- Number of participants who achieve IFN-γ T-cell response (more than 55 SFU/106 PBMC or 3 times their baseline level) at week 16 via ELISPOT assessments [ Time Frame: 2 Years ]This information will be used to assess the induction of neoantigen-specific cellular immune responses following administration of NeoVax.
- Number of participants who are alive without progression at eight months after surgery resection [ Time Frame: 2 Years ]Estimate of the proportion of participants alive without disease progression at eight months after resection. The endpoint will be calculated as the time between pathological confirmation of resection and the first of disease recurrence or death.
|Actual Study Start Date:||November 2014|
|Estimated Study Completion Date:||August 2018|
|Estimated Primary Completion Date:||December 2017 (Final data collection date for primary outcome measure)|
Experimental: Personalized NeoAntigen Vaccine
After the screening procedures confirm participant eligible to participate in the research study (must be registered to within 6 weeks of resection):
After participant recovers from RT and vaccine is created, s/he will re-screen to confirm s/he is eligible to receive study vaccinations. Once registered, participant will proceed to receive study vaccinations:
- NeoAntigen Vaccine: NeoVax will be administered on an individual basis using a dosing schedule that incorporates both priming and boost phases (~ 7 months total: 5 priming followed by 2 boost vaccine administrations)
Radiation: Radiation Therapy
Standard radiotherapy (approximately 60 Gy over 6 weeks)Biological: Personalized NeoAntigen Vaccine
NeoVax will be administered on an individual basis using a dosing schedule that incorporates both priming and boost phases.
Other Name: NeoVax

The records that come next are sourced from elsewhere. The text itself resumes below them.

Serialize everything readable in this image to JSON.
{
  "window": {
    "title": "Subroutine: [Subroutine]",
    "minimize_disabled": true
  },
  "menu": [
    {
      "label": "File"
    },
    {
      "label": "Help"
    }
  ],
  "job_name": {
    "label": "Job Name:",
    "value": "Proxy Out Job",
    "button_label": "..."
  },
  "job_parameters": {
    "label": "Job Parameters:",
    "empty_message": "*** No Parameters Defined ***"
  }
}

It is known that glioblastomas have mutations that are specific to an individual patient's tumor. These mutations can cause the tumor cells to produce proteins that appear very different from the body's own cells. It is possible that these proteins used in a vaccine may induce strong immune responses, which may help the body fight any tumor cells that could cause glioblastoma to recur.
Methylguanine methyltransferase (MGMT) is a DNA repair protein which can be increased in some cancers, including glioblastoma. MGMT works to repair the DNA of cancer cells that are damaged by treatment. If a tumor is found to be "unmethylated", it means there is more MGMT present in the tumor than one that is "methylated".

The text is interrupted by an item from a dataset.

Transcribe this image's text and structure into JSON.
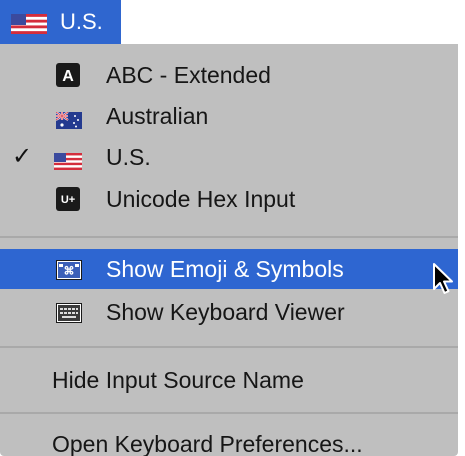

Methylation of MGMT is believed to make tumor cells more responsive to drugs like temozolomide. Studies have shown that temozolomide provides a very small improvement in outcome for many patients whose glioblastoma is MGMT-unmethylated. This study is for patients with MGMT-unmethylated glioblastoma.

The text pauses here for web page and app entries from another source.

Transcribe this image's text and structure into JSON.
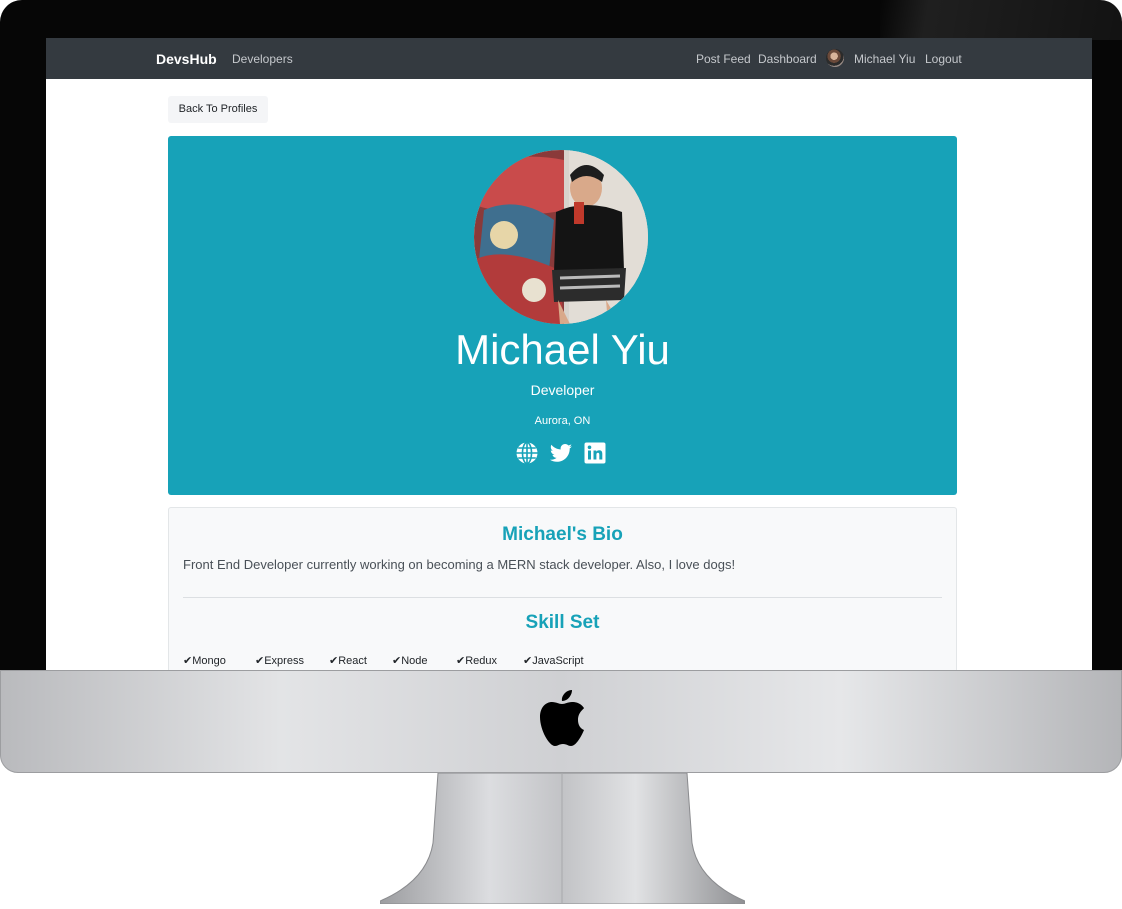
{
  "navbar": {
    "brand": "DevsHub",
    "developers_label": "Developers",
    "post_feed_label": "Post Feed",
    "dashboard_label": "Dashboard",
    "user_name": "Michael Yiu",
    "logout_label": "Logout"
  },
  "back_button_label": "Back To Profiles",
  "profile": {
    "name": "Michael Yiu",
    "title": "Developer",
    "location": "Aurora, ON",
    "social_icons": [
      "globe-icon",
      "twitter-icon",
      "linkedin-icon"
    ]
  },
  "bio": {
    "heading": "Michael's Bio",
    "text": "Front End Developer currently working on becoming a MERN stack developer. Also, I love dogs!"
  },
  "skills": {
    "heading": "Skill Set",
    "items": [
      "Mongo",
      "Express",
      "React",
      "Node",
      "Redux",
      "JavaScript"
    ]
  },
  "colors": {
    "navbar": "#343a40",
    "accent": "#17a2b8",
    "card_bg": "#f8f9fa"
  }
}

Patients with glioblastoma usually receive six weeks of radiation with a daily chemotherapy called temozolomide after their surgery, followed by six to twelve months of additional temozolomide. In this study, participants will not take temozolomide, as their tumors are MGMT-unmethylated, and studies have shown that temozolomide provides a very small improvement in outcome for many patients whose glioblastoma is MGMT-unmethylated.
Instead, on this trial, participants will receive the Personalized NeoAntigen Vaccine after completing six weeks of radiation:
- Therapy On This Study:
- Followed by six weeks of radiation therapy
- Followed by a series of vaccine administrations (~ 7 months)
The study will examine the safety of the vaccine when given at several different time points and will examine the participant blood cells for signs that the vaccine induced an immune response.
Please refer to this study by its ClinicalTrials.gov identifier: NCT02287428
|United States, Massachusetts|
|Dana Farber Cancer Institute|
|Boston, Massachusetts, United States, 02115|
|Principal Investigator:||David A. Reardon, MD||Dana-Farber Cancer Institute|